━━━━━ Provided records
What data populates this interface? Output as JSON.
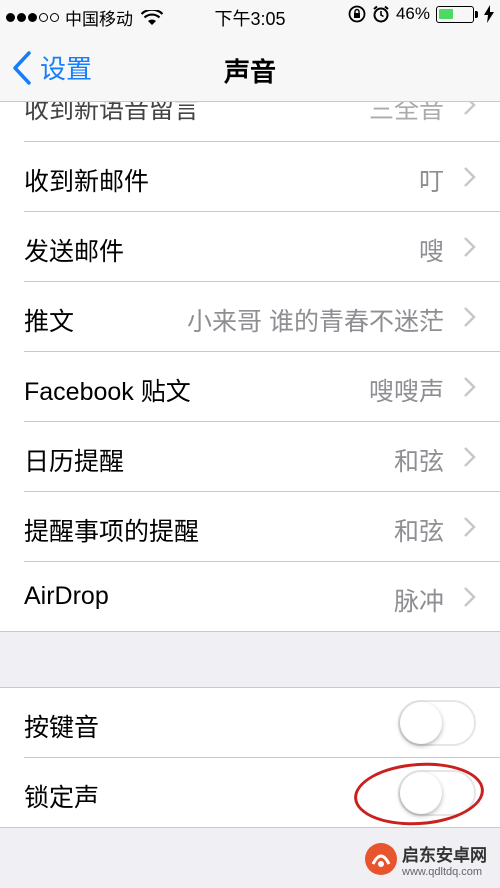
{
  "status_bar": {
    "carrier": "中国移动",
    "time": "下午3:05",
    "battery": "46%",
    "battery_level": 0.46,
    "icons": [
      "signal-dots-icon",
      "wifi-icon",
      "rotation-lock-icon",
      "alarm-icon",
      "battery-icon",
      "charging-icon"
    ]
  },
  "nav": {
    "back_label": "设置",
    "title": "声音"
  },
  "rows": [
    {
      "label": "收到新语音留言",
      "value": "三全音"
    },
    {
      "label": "收到新邮件",
      "value": "叮"
    },
    {
      "label": "发送邮件",
      "value": "嗖"
    },
    {
      "label": "推文",
      "value": "小来哥 谁的青春不迷茫"
    },
    {
      "label": "Facebook 贴文",
      "value": "嗖嗖声"
    },
    {
      "label": "日历提醒",
      "value": "和弦"
    },
    {
      "label": "提醒事项的提醒",
      "value": "和弦"
    },
    {
      "label": "AirDrop",
      "value": "脉冲"
    }
  ],
  "toggles": [
    {
      "label": "按键音",
      "on": false
    },
    {
      "label": "锁定声",
      "on": false
    }
  ],
  "watermark": {
    "name": "启东安卓网",
    "url": "www.qdltdq.com"
  },
  "colors": {
    "accent": "#157efb",
    "annotation": "#c9211e",
    "battery": "#4cd964"
  }
}
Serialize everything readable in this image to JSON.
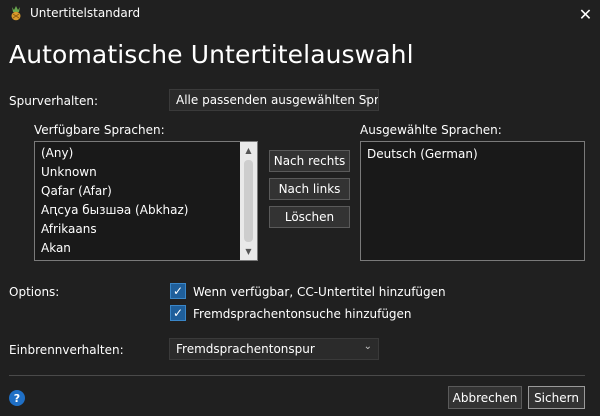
{
  "window": {
    "title": "Untertitelstandard",
    "icon": "handbrake-pineapple-icon",
    "close_symbol": "✕"
  },
  "heading": "Automatische Untertitelauswahl",
  "track_behavior": {
    "label": "Spurverhalten:",
    "value": "Alle passenden ausgewählten Sprachen"
  },
  "available_languages": {
    "label": "Verfügbare Sprachen:",
    "items": [
      "(Any)",
      "Unknown",
      "Qafar (Afar)",
      "Aԥсуа бызшәа (Abkhaz)",
      "Afrikaans",
      "Akan"
    ]
  },
  "buttons": {
    "move_right": "Nach rechts",
    "move_left": "Nach links",
    "clear": "Löschen",
    "cancel": "Abbrechen",
    "save": "Sichern"
  },
  "selected_languages": {
    "label": "Ausgewählte Sprachen:",
    "items": [
      "Deutsch (German)"
    ]
  },
  "options": {
    "label": "Options:",
    "cc_label": "Wenn verfügbar, CC-Untertitel hinzufügen",
    "cc_checked": true,
    "foreign_search_label": "Fremdsprachentonsuche hinzufügen",
    "foreign_search_checked": true
  },
  "burn_in": {
    "label": "Einbrennverhalten:",
    "value": "Fremdsprachentonspur"
  },
  "help_symbol": "?",
  "colors": {
    "background": "#202020",
    "checkbox_accent": "#1f5f9b",
    "help_icon": "#1f6fc5"
  }
}
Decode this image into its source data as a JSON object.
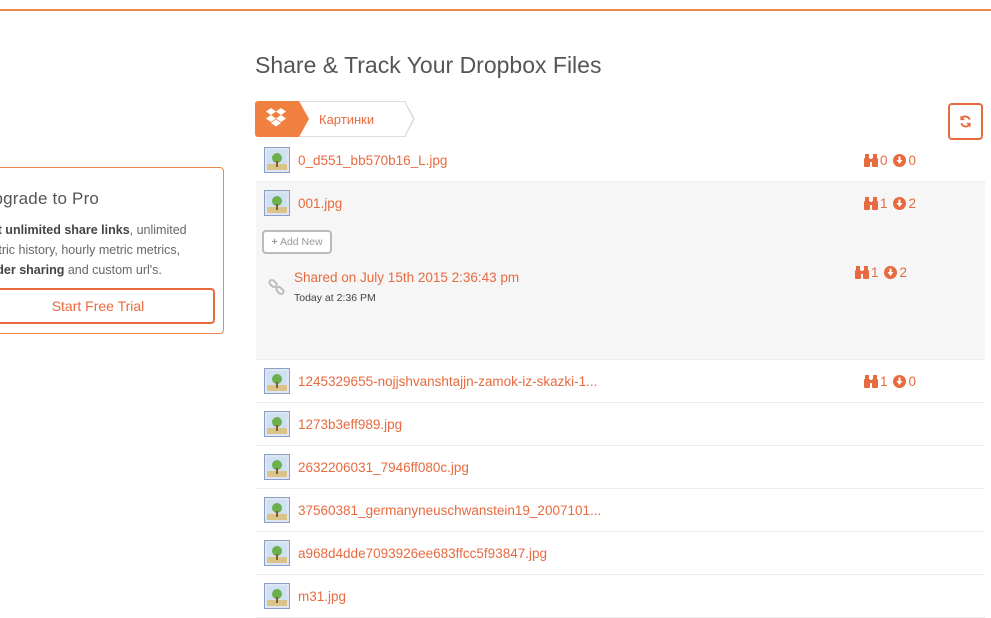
{
  "upgrade": {
    "title": "Upgrade to Pro",
    "line1_strong": "Get unlimited share links",
    "line1_rest": ", unlimited",
    "line2": "metric history, hourly metric metrics,",
    "line3_strong": "folder sharing",
    "line3_rest": " and custom url's.",
    "button_label": "Start Free Trial"
  },
  "page": {
    "title": "Share & Track Your Dropbox Files"
  },
  "breadcrumb": {
    "home_icon": "dropbox-icon",
    "current": "Картинки"
  },
  "toolbar": {
    "refresh_icon": "refresh-icon"
  },
  "files": [
    {
      "name": "0_d551_bb570b16_L.jpg",
      "views": "0",
      "downloads": "0"
    },
    {
      "name": "001.jpg",
      "views": "1",
      "downloads": "2"
    },
    {
      "name": "1245329655-nojjshvanshtajjn-zamok-iz-skazki-1...",
      "views": "1",
      "downloads": "0"
    },
    {
      "name": "1273b3eff989.jpg"
    },
    {
      "name": "2632206031_7946ff080c.jpg"
    },
    {
      "name": "37560381_germanyneuschwanstein19_2007101..."
    },
    {
      "name": "a968d4dde7093926ee683ffcc5f93847.jpg"
    },
    {
      "name": "m31.jpg"
    }
  ],
  "expanded": {
    "add_new_label": "Add New",
    "share": {
      "title": "Shared on July 15th 2015 2:36:43 pm",
      "time": "Today at 2:36 PM",
      "views": "1",
      "downloads": "2"
    }
  },
  "colors": {
    "accent": "#e86a3f",
    "accent_bg": "#f08040",
    "row_highlight": "#f6f6f6"
  }
}
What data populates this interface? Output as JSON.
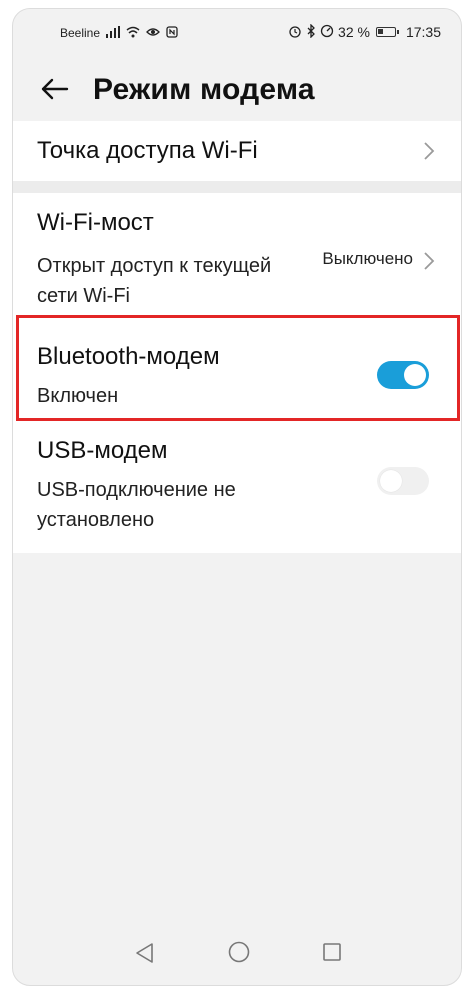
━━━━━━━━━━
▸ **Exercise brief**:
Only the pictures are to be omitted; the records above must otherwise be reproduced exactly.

▸ **Solution to the exercise**:
What data populates this interface? Output as JSON.
{
  "status_bar": {
    "carrier": "中国移动",
    "time": "下午3:05",
    "battery": "46%",
    "battery_level": 0.46,
    "icons": [
      "signal-dots-icon",
      "wifi-icon",
      "rotation-lock-icon",
      "alarm-icon",
      "battery-icon",
      "charging-icon"
    ]
  },
  "nav": {
    "back_label": "设置",
    "title": "声音"
  },
  "rows": [
    {
      "label": "收到新语音留言",
      "value": "三全音"
    },
    {
      "label": "收到新邮件",
      "value": "叮"
    },
    {
      "label": "发送邮件",
      "value": "嗖"
    },
    {
      "label": "推文",
      "value": "小来哥 谁的青春不迷茫"
    },
    {
      "label": "Facebook 贴文",
      "value": "嗖嗖声"
    },
    {
      "label": "日历提醒",
      "value": "和弦"
    },
    {
      "label": "提醒事项的提醒",
      "value": "和弦"
    },
    {
      "label": "AirDrop",
      "value": "脉冲"
    }
  ],
  "toggles": [
    {
      "label": "按键音",
      "on": false
    },
    {
      "label": "锁定声",
      "on": false
    }
  ],
  "watermark": {
    "name": "启东安卓网",
    "url": "www.qdltdq.com"
  },
  "colors": {
    "accent": "#157efb",
    "annotation": "#c9211e",
    "battery": "#4cd964"
  }
}
Serialize everything readable in this image to JSON.
{
  "window": {
    "title": "Untertitelstandard",
    "icon": "handbrake-pineapple-icon",
    "close_symbol": "✕"
  },
  "heading": "Automatische Untertitelauswahl",
  "track_behavior": {
    "label": "Spurverhalten:",
    "value": "Alle passenden ausgewählten Sprachen"
  },
  "available_languages": {
    "label": "Verfügbare Sprachen:",
    "items": [
      "(Any)",
      "Unknown",
      "Qafar (Afar)",
      "Aԥсуа бызшәа (Abkhaz)",
      "Afrikaans",
      "Akan"
    ]
  },
  "buttons": {
    "move_right": "Nach rechts",
    "move_left": "Nach links",
    "clear": "Löschen",
    "cancel": "Abbrechen",
    "save": "Sichern"
  },
  "selected_languages": {
    "label": "Ausgewählte Sprachen:",
    "items": [
      "Deutsch (German)"
    ]
  },
  "options": {
    "label": "Options:",
    "cc_label": "Wenn verfügbar, CC-Untertitel hinzufügen",
    "cc_checked": true,
    "foreign_search_label": "Fremdsprachentonsuche hinzufügen",
    "foreign_search_checked": true
  },
  "burn_in": {
    "label": "Einbrennverhalten:",
    "value": "Fremdsprachentonspur"
  },
  "help_symbol": "?",
  "colors": {
    "background": "#202020",
    "checkbox_accent": "#1f5f9b",
    "help_icon": "#1f6fc5"
  }
}
Decode this image into its source data as a JSON object.
{
  "upgrade": {
    "title": "Upgrade to Pro",
    "line1_strong": "Get unlimited share links",
    "line1_rest": ", unlimited",
    "line2": "metric history, hourly metric metrics,",
    "line3_strong": "folder sharing",
    "line3_rest": " and custom url's.",
    "button_label": "Start Free Trial"
  },
  "page": {
    "title": "Share & Track Your Dropbox Files"
  },
  "breadcrumb": {
    "home_icon": "dropbox-icon",
    "current": "Картинки"
  },
  "toolbar": {
    "refresh_icon": "refresh-icon"
  },
  "files": [
    {
      "name": "0_d551_bb570b16_L.jpg",
      "views": "0",
      "downloads": "0"
    },
    {
      "name": "001.jpg",
      "views": "1",
      "downloads": "2"
    },
    {
      "name": "1245329655-nojjshvanshtajjn-zamok-iz-skazki-1...",
      "views": "1",
      "downloads": "0"
    },
    {
      "name": "1273b3eff989.jpg"
    },
    {
      "name": "2632206031_7946ff080c.jpg"
    },
    {
      "name": "37560381_germanyneuschwanstein19_2007101..."
    },
    {
      "name": "a968d4dde7093926ee683ffcc5f93847.jpg"
    },
    {
      "name": "m31.jpg"
    }
  ],
  "expanded": {
    "add_new_label": "Add New",
    "share": {
      "title": "Shared on July 15th 2015 2:36:43 pm",
      "time": "Today at 2:36 PM",
      "views": "1",
      "downloads": "2"
    }
  },
  "colors": {
    "accent": "#e86a3f",
    "accent_bg": "#f08040",
    "row_highlight": "#f6f6f6"
  }
}
What data populates this interface? Output as JSON.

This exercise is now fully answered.